Look through the data below. Collect every line where the word "code" occurs.

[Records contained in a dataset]
== Segment start ==
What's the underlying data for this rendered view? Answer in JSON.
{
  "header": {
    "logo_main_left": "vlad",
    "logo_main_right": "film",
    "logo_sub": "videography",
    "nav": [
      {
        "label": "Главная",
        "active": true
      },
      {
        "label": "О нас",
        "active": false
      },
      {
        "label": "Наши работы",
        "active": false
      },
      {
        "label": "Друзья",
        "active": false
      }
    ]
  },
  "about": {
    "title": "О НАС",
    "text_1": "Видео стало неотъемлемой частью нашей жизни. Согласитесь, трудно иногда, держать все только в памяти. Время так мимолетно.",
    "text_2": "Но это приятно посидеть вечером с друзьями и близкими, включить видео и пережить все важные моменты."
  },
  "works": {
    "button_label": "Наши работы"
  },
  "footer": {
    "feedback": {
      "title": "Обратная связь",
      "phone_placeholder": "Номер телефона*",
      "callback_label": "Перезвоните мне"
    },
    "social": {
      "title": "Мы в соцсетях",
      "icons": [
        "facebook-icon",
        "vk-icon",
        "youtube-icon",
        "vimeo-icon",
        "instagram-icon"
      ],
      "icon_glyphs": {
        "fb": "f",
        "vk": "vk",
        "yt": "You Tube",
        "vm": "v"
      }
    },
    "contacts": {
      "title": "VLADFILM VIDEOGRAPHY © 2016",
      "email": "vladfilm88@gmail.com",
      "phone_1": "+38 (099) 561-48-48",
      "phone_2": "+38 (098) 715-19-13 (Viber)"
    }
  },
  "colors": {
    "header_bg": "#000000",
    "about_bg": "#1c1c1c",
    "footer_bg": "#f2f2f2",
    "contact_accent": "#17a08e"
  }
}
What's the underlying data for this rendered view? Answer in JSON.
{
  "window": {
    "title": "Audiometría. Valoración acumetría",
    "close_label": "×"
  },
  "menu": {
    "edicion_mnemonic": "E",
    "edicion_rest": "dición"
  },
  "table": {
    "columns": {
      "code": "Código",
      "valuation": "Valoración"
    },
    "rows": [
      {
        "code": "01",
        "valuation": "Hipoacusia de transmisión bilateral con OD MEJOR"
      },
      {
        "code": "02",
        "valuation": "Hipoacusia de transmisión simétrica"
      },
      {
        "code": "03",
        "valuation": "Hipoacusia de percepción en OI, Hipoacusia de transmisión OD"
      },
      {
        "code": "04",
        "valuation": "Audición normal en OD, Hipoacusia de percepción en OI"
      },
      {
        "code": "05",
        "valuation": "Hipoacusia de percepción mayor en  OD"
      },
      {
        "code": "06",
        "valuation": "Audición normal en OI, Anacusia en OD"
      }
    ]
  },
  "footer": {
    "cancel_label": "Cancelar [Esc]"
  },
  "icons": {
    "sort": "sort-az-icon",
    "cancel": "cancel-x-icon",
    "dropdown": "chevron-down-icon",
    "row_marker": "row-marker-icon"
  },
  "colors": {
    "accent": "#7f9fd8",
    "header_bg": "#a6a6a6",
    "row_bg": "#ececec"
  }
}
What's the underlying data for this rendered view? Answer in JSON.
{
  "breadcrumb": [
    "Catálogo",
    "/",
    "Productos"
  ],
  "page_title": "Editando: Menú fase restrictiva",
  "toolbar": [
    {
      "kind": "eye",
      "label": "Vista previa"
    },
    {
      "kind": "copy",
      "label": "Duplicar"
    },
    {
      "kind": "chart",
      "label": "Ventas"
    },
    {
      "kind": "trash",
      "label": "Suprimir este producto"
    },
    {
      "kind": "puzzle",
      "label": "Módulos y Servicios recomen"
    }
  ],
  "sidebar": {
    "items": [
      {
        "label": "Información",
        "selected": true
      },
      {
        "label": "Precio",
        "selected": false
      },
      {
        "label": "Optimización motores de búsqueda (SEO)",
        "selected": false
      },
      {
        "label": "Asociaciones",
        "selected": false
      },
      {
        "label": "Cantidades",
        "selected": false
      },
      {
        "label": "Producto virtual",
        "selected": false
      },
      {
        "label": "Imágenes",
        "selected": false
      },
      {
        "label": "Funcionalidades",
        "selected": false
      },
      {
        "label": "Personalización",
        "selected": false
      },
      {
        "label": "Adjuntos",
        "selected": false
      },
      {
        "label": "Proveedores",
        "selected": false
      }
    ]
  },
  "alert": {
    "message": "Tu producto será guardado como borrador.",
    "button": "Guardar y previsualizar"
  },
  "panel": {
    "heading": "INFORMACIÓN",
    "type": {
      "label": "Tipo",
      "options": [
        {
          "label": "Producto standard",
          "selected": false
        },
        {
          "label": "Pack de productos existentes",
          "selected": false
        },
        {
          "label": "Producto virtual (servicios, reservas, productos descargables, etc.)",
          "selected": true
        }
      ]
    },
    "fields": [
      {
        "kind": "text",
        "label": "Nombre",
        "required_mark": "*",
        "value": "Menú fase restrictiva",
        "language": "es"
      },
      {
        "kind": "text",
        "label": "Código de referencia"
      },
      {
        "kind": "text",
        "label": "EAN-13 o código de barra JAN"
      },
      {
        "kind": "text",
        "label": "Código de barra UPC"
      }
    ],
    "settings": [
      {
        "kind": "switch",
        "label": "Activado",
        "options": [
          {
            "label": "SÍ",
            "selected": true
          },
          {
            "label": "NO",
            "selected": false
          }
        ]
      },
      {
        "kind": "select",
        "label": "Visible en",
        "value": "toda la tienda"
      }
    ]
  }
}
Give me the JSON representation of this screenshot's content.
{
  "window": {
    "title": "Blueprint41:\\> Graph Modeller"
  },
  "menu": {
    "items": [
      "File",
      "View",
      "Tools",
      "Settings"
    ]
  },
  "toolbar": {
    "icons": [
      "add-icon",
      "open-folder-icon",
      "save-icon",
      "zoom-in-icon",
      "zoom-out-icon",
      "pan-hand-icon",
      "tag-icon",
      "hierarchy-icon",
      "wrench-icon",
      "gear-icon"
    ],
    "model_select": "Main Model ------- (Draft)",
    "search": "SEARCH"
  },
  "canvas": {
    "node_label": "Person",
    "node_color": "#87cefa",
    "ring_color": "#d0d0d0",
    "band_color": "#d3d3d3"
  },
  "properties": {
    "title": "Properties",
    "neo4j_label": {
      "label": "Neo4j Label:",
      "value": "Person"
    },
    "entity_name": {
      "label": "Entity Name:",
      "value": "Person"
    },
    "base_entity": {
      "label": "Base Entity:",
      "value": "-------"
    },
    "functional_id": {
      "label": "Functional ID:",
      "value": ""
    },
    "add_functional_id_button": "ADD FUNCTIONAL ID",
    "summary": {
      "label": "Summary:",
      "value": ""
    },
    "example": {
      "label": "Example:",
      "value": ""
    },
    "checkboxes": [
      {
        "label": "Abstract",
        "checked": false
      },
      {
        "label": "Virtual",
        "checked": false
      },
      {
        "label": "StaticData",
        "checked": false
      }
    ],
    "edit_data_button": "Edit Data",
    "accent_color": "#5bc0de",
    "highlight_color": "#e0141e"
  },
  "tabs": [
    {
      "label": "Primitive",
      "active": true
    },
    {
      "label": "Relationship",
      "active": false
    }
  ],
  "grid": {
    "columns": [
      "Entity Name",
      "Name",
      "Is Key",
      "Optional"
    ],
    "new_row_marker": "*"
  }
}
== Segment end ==
> _Task output_
      "code": "Código",
        "code": "01",
        "code": "02",
        "code": "03",
        "code": "04",
        "code": "05",
        "code": "06",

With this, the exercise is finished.